____ Entries supplied

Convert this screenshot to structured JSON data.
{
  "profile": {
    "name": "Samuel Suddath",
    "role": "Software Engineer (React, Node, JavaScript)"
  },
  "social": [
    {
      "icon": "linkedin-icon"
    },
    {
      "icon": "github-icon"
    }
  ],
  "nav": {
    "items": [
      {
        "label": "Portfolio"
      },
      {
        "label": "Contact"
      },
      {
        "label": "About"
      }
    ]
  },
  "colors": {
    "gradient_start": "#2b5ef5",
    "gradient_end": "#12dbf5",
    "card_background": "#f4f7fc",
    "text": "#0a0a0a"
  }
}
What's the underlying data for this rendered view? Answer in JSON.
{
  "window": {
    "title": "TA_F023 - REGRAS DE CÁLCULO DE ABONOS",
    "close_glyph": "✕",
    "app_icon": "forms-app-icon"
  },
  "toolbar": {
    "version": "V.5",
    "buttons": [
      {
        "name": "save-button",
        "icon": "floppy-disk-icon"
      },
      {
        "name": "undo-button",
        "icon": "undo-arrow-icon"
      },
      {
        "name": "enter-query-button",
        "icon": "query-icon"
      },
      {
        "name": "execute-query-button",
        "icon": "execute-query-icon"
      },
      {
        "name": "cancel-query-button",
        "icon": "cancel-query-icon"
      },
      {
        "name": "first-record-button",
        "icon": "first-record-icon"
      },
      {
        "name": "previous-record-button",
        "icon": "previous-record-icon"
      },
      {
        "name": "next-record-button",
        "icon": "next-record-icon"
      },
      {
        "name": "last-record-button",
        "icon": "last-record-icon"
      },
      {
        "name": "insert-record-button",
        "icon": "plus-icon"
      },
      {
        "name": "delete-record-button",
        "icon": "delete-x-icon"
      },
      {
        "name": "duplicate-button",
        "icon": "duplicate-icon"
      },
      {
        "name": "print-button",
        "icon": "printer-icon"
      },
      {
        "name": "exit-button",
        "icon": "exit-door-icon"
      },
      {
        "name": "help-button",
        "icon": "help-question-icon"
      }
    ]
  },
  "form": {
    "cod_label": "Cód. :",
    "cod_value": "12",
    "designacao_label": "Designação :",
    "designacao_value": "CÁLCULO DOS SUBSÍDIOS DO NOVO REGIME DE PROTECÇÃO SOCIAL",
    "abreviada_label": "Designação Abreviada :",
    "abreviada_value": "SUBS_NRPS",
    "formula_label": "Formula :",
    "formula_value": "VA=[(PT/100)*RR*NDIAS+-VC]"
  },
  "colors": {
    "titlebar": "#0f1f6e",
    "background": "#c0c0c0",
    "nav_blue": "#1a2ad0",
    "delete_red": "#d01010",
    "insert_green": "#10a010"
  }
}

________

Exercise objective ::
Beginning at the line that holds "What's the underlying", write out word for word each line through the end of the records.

Task output ::
What's the underlying data for this rendered view? Answer in JSON.
{
  "window": {
    "title": "TA_F023 - REGRAS DE CÁLCULO DE ABONOS",
    "close_glyph": "✕",
    "app_icon": "forms-app-icon"
  },
  "toolbar": {
    "version": "V.5",
    "buttons": [
      {
        "name": "save-button",
        "icon": "floppy-disk-icon"
      },
      {
        "name": "undo-button",
        "icon": "undo-arrow-icon"
      },
      {
        "name": "enter-query-button",
        "icon": "query-icon"
      },
      {
        "name": "execute-query-button",
        "icon": "execute-query-icon"
      },
      {
        "name": "cancel-query-button",
        "icon": "cancel-query-icon"
      },
      {
        "name": "first-record-button",
        "icon": "first-record-icon"
      },
      {
        "name": "previous-record-button",
        "icon": "previous-record-icon"
      },
      {
        "name": "next-record-button",
        "icon": "next-record-icon"
      },
      {
        "name": "last-record-button",
        "icon": "last-record-icon"
      },
      {
        "name": "insert-record-button",
        "icon": "plus-icon"
      },
      {
        "name": "delete-record-button",
        "icon": "delete-x-icon"
      },
      {
        "name": "duplicate-button",
        "icon": "duplicate-icon"
      },
      {
        "name": "print-button",
        "icon": "printer-icon"
      },
      {
        "name": "exit-button",
        "icon": "exit-door-icon"
      },
      {
        "name": "help-button",
        "icon": "help-question-icon"
      }
    ]
  },
  "form": {
    "cod_label": "Cód. :",
    "cod_value": "12",
    "designacao_label": "Designação :",
    "designacao_value": "CÁLCULO DOS SUBSÍDIOS DO NOVO REGIME DE PROTECÇÃO SOCIAL",
    "abreviada_label": "Designação Abreviada :",
    "abreviada_value": "SUBS_NRPS",
    "formula_label": "Formula :",
    "formula_value": "VA=[(PT/100)*RR*NDIAS+-VC]"
  },
  "colors": {
    "titlebar": "#0f1f6e",
    "background": "#c0c0c0",
    "nav_blue": "#1a2ad0",
    "delete_red": "#d01010",
    "insert_green": "#10a010"
  }
}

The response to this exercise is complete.